Report how many lines in the data below hold the string "text". Nothing else should appear in the answer.

Input for this task -
[Start of Attachment]

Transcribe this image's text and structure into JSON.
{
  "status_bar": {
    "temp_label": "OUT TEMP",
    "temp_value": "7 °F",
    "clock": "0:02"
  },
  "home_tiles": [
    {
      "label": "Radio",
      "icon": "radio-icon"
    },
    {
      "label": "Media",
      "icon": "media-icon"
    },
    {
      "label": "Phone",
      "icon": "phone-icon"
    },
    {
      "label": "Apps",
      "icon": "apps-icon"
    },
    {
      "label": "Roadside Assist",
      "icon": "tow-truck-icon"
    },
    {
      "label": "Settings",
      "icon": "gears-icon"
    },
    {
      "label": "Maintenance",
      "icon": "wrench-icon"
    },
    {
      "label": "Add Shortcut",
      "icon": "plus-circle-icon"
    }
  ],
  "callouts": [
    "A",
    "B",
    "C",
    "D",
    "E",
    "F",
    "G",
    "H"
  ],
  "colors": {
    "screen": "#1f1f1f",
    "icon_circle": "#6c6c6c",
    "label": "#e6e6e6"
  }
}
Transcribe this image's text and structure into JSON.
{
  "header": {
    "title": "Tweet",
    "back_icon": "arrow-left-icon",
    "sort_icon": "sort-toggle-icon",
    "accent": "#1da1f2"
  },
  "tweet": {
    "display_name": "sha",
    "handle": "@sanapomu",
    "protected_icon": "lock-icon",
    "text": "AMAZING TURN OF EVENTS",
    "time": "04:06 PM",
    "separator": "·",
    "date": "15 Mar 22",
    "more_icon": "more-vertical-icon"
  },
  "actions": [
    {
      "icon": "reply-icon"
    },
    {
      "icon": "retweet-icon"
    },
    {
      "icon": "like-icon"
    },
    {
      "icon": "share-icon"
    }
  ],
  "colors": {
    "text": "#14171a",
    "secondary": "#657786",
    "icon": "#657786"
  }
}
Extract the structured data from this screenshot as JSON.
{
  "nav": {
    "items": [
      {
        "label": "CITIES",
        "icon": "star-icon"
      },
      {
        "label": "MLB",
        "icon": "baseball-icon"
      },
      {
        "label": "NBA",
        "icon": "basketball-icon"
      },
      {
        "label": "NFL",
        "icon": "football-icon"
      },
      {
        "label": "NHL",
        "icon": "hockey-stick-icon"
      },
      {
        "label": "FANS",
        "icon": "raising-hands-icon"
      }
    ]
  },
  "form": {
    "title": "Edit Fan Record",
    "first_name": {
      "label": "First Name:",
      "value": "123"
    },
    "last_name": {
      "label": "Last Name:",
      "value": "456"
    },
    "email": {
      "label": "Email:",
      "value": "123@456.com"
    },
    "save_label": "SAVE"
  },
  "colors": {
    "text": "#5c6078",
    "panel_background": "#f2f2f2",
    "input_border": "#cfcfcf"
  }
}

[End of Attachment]

Reply to the task - 5